I made the same text edits, italicizing, underlining, and linking. It all worked well.
You should notice one thing. Although the post I was editing already had content from before, Forge doesn’t automatically show it in the front end editing view. To show and use any pre-existing content, you’ll need to drop the Content element into the layout. That works fine, but there’s one pretty significant problem with this method. The original content isn’t editable from Forge. I guess you’ll have to edit that portion from the backend, or, instead of displaying it, copy and paste the content into a new text element. Or maybe it’s just a bug that will be worked out soon enough.

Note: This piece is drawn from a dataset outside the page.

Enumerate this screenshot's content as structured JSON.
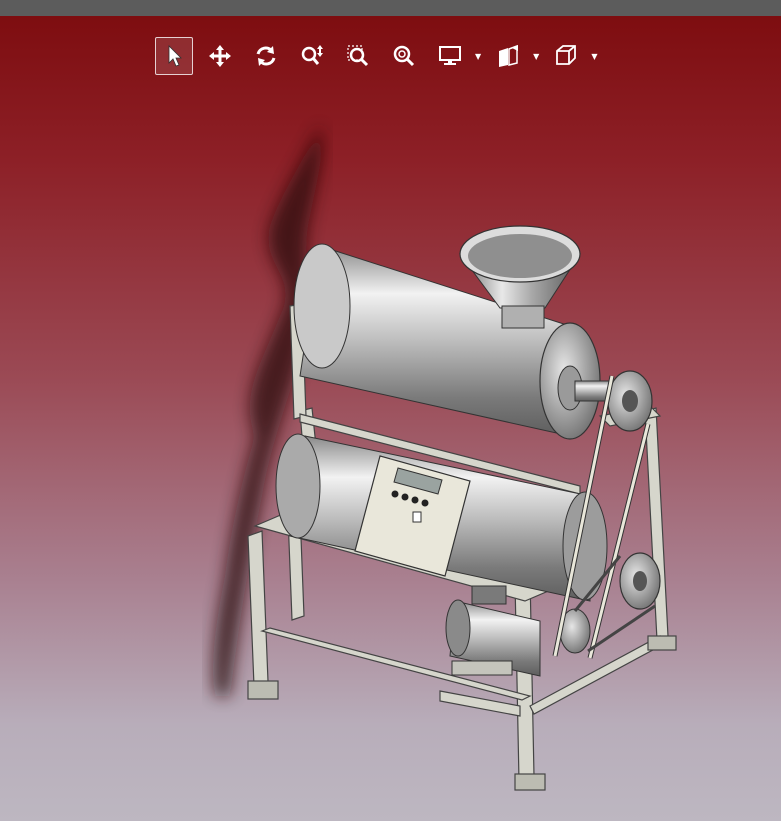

One nice thing about Forge, is that even if you don’t publish the changes you make, it still remembers them if you exit via this icon. So you can stop, close things down, and come back a week from now, and pick up right where you left off. The public won’t see the changes you made until you publish them, but you’ll be able to see them in the Forge editor. If you’d rather just discard the changes you made, click Discard instead.

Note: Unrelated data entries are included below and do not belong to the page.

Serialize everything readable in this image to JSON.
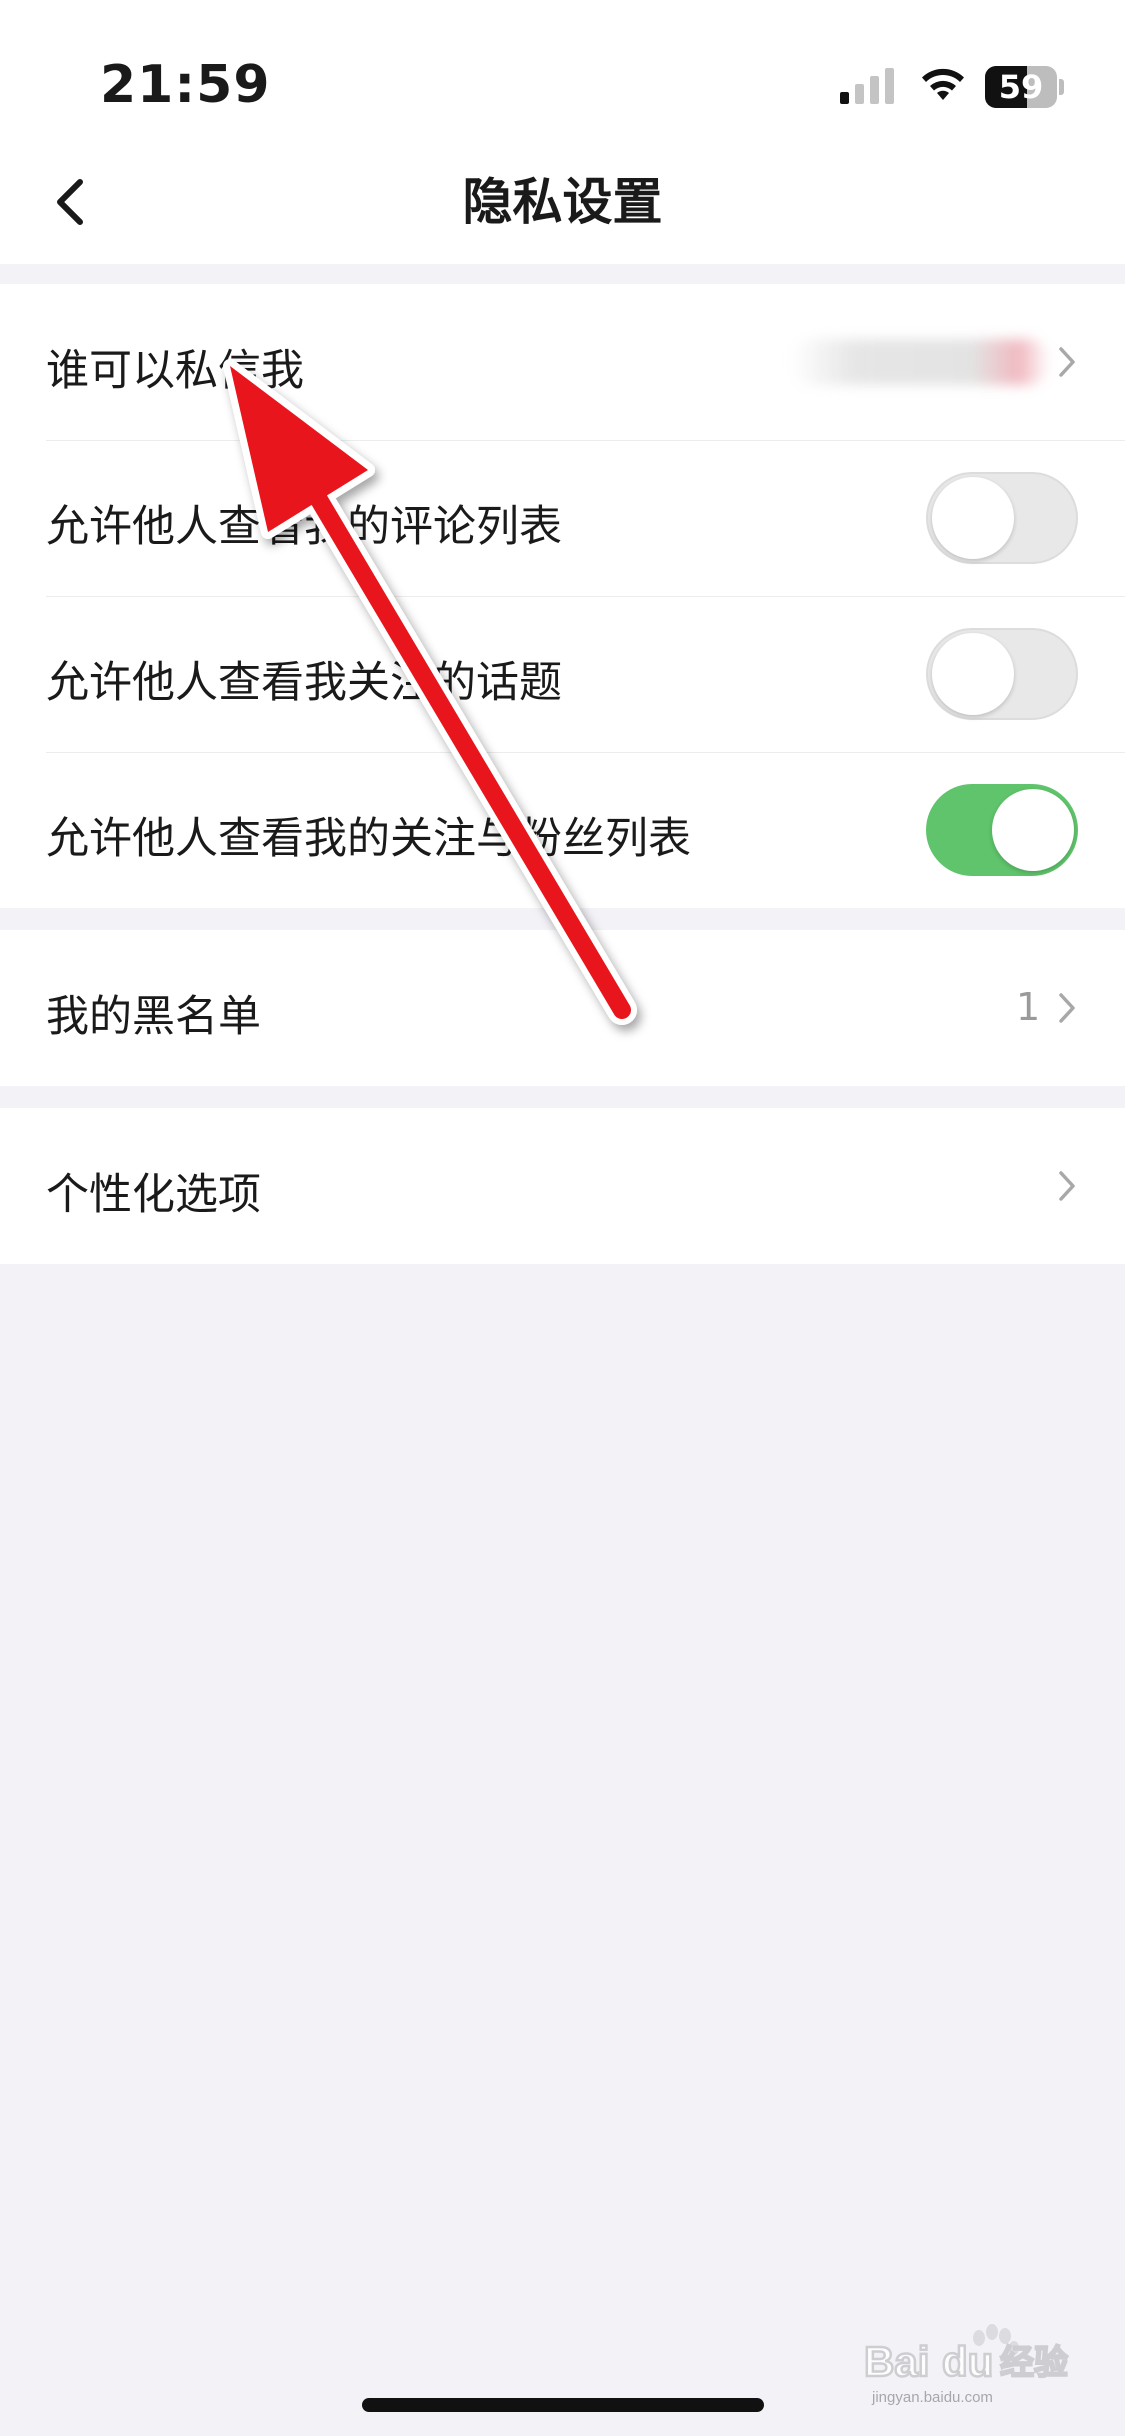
{
  "status_bar": {
    "time": "21:59",
    "battery_level": "59",
    "signal_icon": "cellular-signal-icon",
    "wifi_icon": "wifi-icon"
  },
  "nav": {
    "title": "隐私设置",
    "back_icon": "chevron-left-icon"
  },
  "privacy_group": {
    "items": [
      {
        "label": "谁可以私信我",
        "value_blurred": true
      },
      {
        "label": "允许他人查看我的评论列表",
        "toggle_on": false
      },
      {
        "label": "允许他人查看我关注的话题",
        "toggle_on": false
      },
      {
        "label": "允许他人查看我的关注与粉丝列表",
        "toggle_on": true
      }
    ]
  },
  "blacklist_group": {
    "label": "我的黑名单",
    "count": "1"
  },
  "personalization_group": {
    "label": "个性化选项"
  },
  "watermark": {
    "brand": "Bai",
    "brand_end": "du",
    "suffix": "经验",
    "url": "jingyan.baidu.com"
  },
  "colors": {
    "toggle_on": "#5fc46b",
    "toggle_off": "#e8e8e8",
    "background": "#f2f2f7",
    "annotation_arrow": "#e8141c"
  }
}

What’s the code look like afterwards?
Both produce cleanly styled divs with classes. Nothing jumped out at me as being bloated or odd.
So what’s the price?
Both PBS and Forge offer free versions of their plugins on wordpress.org. Of course, both also offer premium versions. Each is relatively “new” and I’d say in beta at the moment, so expect them both to be imperfect and buggy right now. But I found relatively few issues in my testing with either. Certainly no more so than any other plugin I’ve dealt with.
Page Builder Sandwich* premium version is running a special right now for $44.50. That’s 50% off the normal price of $89/year for unlimited sites. Plus, the one-year update won’t kick in until the plugin is out of beta, so you’ll get some extra time on the first “year” for updates and support.
Forge* premium version comes in 3 options. $59 for one site, $99 for 3 sites, and $199 for unlimited sites with one year of updates and support, with renewal at a discounted rate.
So the price is definitely better for Page Builder Sandwich than Forge, especially for unlimited sites. Both work well, in my opinion, and which you choose will probably come down to a matter of how you prefer to work. As far as I can tell, both work well with whatever theme you are using.
Note: Both also have Lite versions available from the WordPress plugin repository.
I’m excited to see the way things are going with front end editing plugins. Page Builder Sandwich is my favorite of the two because it can use any shortcodes, and editing is right inline, rather than via popups. Plus, the original post content is editable on the front end as well. But Forge is definitely a worthy contender, with some nice elements (and more to come), and I’ll probably use both for quite a while before I really decide which is best. Both are pretty great already.
*Disclaimer: Yes, this is an affiliate link.